Kim Hammonds, Group Chief Operating Officer of Deutsche Bank, donned virtual reality goggles on Friday as she opened a new data lab in Dublin. The lab aims to bring information to life for staff so that they can use it to enhance the Bank’s products, services and processes.
The goggles displayed client analytics in three dimensions, enabling Hammonds to spot connections between different sets of data and see the effects of applying different filters to the data at a glance.
Ray Richardson, Head of Research & Development in Dublin, said that the goggles encouraged users to ask questions that might not otherwise occur to them and to work in a new way, unconstrained by a keyboard or monitor.
The lab, in Dublin, Ireland, uses cutting-edge technology to scan vast quantities of information for patterns and insights and present them in a user-friendly visual format. It has been specially designed to help staff interact with data, with floor-to-ceiling whiteboards for capturing ideas, banks of video screens for displaying information and break-out spaces for collaboration.
Hammonds watched as images appeared on video screens showing the flow of information between the Bank, the links between different legal entities with whom the Bank does business and even between various Group audit points.
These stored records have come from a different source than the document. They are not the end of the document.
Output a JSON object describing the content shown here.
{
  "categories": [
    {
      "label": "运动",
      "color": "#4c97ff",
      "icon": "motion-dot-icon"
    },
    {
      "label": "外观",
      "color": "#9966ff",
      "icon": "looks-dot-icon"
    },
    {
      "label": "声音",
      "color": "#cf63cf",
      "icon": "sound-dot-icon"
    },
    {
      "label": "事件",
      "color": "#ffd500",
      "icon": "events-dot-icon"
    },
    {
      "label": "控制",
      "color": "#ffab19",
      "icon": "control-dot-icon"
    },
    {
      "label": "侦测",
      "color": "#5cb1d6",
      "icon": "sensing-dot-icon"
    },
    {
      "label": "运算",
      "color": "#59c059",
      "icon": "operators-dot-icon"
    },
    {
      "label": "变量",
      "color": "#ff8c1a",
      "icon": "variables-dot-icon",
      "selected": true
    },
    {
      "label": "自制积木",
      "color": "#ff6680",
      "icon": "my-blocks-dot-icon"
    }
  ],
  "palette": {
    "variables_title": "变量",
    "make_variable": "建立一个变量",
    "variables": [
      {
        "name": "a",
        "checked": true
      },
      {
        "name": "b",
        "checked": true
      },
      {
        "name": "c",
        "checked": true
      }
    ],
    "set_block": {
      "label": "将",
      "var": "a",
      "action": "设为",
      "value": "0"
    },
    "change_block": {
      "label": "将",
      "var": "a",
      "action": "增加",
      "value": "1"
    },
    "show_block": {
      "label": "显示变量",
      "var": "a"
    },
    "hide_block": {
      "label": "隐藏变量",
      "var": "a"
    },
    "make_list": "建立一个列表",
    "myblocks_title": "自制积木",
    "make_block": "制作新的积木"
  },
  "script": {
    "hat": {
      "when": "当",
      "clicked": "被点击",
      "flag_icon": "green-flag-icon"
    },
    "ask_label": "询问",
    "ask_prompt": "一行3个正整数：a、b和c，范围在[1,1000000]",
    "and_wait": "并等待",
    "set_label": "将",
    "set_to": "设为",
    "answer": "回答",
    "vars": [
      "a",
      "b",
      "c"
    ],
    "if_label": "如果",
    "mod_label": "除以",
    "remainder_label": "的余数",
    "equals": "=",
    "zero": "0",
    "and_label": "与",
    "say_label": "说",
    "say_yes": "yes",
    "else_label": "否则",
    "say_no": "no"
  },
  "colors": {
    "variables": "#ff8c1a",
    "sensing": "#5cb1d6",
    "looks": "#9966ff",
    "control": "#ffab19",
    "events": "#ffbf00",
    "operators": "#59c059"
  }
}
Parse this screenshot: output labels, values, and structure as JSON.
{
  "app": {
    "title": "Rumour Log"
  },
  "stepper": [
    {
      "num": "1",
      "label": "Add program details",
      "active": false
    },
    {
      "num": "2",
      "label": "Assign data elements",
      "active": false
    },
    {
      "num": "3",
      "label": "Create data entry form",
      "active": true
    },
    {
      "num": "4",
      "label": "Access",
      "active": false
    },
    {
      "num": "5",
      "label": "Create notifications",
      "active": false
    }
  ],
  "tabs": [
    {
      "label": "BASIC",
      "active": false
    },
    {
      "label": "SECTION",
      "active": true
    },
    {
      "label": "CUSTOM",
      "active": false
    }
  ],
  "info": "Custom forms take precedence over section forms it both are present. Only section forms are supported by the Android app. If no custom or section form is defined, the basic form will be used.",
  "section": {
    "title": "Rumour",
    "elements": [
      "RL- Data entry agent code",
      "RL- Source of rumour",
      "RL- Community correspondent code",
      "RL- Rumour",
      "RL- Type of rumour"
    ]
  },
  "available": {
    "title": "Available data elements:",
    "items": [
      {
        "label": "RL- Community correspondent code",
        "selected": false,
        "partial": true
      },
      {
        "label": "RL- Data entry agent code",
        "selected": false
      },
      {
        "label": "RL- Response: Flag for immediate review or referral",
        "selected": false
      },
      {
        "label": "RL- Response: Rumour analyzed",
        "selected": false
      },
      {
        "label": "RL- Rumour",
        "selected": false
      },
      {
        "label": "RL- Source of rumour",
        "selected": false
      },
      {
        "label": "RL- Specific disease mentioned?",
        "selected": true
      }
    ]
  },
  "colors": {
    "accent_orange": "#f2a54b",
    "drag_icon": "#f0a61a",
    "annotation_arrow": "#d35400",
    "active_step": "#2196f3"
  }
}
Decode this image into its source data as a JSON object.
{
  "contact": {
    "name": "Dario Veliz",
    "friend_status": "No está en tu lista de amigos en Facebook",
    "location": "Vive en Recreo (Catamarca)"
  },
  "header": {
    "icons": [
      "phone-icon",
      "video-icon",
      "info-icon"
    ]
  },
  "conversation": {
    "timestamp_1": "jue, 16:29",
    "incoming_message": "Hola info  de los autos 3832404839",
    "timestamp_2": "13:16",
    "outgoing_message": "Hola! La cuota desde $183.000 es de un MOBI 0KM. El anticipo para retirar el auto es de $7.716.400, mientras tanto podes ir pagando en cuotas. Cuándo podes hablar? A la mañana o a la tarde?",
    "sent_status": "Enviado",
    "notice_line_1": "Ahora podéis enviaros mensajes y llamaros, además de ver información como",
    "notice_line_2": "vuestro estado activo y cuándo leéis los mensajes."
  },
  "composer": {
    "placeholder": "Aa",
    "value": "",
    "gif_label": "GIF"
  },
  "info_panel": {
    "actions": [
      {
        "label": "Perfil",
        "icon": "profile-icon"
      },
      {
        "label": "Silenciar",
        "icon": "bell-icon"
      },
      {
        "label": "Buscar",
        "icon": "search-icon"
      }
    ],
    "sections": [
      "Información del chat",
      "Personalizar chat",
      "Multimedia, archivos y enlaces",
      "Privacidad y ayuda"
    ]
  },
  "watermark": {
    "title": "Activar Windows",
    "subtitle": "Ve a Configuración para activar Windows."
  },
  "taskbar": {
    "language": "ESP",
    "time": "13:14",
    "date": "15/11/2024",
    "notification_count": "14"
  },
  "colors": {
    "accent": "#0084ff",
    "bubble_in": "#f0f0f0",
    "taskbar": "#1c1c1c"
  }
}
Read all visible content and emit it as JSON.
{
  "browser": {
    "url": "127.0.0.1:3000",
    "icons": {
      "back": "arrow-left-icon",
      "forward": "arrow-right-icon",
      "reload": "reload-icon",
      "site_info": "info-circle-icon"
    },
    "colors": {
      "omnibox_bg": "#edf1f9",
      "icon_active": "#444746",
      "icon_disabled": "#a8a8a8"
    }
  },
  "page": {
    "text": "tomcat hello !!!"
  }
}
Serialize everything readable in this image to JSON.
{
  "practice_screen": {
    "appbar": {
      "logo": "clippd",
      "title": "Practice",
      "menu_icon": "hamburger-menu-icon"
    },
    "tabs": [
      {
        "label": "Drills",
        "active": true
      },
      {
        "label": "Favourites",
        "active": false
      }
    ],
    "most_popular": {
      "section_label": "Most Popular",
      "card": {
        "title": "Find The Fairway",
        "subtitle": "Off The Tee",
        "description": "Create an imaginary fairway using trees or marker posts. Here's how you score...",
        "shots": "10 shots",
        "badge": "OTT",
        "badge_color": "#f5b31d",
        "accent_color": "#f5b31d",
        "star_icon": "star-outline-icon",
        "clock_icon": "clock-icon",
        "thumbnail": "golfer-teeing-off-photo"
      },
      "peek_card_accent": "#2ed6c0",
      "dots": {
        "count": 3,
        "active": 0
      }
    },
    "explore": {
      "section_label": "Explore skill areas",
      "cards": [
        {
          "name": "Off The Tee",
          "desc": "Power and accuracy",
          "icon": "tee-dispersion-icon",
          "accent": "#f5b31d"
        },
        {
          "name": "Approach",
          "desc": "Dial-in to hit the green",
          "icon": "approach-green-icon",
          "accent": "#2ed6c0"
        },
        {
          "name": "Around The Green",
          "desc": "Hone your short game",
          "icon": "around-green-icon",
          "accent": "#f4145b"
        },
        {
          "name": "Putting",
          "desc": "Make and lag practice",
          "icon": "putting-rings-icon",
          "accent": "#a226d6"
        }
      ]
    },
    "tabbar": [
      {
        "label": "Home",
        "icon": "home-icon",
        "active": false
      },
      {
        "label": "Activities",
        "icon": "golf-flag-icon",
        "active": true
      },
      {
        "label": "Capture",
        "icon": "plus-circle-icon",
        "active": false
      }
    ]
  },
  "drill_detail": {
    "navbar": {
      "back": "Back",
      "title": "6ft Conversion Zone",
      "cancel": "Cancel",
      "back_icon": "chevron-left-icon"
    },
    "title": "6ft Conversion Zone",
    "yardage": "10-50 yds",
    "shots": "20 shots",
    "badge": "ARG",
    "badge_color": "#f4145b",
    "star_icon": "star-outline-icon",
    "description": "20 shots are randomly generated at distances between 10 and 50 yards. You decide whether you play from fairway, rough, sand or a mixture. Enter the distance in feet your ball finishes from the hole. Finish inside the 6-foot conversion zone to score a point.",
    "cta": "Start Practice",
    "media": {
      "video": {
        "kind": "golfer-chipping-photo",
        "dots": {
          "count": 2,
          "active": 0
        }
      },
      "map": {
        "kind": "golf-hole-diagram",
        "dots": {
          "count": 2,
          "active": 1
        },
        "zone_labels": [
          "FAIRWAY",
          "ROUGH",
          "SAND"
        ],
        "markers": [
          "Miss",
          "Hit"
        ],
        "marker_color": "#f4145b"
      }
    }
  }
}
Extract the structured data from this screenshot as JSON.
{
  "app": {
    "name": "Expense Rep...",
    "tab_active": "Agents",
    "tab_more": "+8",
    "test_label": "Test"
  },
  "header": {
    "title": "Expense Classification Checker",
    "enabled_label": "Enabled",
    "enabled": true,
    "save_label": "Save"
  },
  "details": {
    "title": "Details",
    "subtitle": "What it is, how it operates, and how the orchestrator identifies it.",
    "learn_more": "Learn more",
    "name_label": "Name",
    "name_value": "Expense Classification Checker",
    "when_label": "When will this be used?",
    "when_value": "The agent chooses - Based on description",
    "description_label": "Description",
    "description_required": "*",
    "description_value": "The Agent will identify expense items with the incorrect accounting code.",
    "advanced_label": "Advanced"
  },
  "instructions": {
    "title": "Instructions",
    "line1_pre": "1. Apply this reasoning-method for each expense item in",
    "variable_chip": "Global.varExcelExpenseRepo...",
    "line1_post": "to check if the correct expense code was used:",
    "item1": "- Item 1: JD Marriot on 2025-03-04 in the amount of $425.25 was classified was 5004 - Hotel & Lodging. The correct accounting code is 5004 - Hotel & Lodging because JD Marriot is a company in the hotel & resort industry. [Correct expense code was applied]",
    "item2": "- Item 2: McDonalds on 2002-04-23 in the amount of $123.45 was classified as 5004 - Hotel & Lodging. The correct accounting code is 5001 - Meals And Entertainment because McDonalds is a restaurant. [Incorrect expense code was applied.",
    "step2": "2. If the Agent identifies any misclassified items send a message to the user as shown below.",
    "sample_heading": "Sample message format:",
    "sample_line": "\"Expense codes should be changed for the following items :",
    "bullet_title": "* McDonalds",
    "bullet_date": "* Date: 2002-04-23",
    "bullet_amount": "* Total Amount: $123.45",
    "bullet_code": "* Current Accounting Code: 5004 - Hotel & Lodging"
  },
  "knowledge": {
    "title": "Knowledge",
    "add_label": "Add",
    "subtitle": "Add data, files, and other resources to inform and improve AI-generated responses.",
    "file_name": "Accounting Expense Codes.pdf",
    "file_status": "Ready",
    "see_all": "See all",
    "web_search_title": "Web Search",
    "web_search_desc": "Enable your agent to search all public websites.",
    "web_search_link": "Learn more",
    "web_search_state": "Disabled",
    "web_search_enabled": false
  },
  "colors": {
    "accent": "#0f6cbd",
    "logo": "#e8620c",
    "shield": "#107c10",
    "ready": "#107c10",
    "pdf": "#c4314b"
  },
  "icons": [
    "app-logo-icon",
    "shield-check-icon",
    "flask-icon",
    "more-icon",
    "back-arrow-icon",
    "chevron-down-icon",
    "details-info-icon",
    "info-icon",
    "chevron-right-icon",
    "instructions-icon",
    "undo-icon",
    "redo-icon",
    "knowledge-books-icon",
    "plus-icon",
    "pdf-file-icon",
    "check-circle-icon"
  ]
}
The databases will also be accessible by colleagues in the business divisions, who will be able to contribute and update data as appropriate.
Hammonds said that she would encourage other Management Board members to visit the site following a visit from Chief Executive John Cryan last week, saying: “You need to tell the company what you are doing so everyone understands the capability here.”
Elaborating on this later at a town hall, she said: “The whole day I have been thinking that there are so many applications of what is happening here that we can apply across the Bank. Think of everything you do and how it could be reused at scale. If we could get this scaled across the firm, we can win at a much higher speed.”
Hammonds said that she was focused on driving efficiency across the firm while reducing the complexity of systems, processes, technology and the customer base.
While modernising and simplifying the Bank’s technology remained a high priority, she said she was also exploring how technology could generate revenue: “The goal is not just technology cleanup but using technology to drive a revenue stream for the company. There is a lot of opportunity in that space.”
The lab, known as The Hive, will create 40 new roles in Dublin for data science, visualisation, analytics and technology specialists.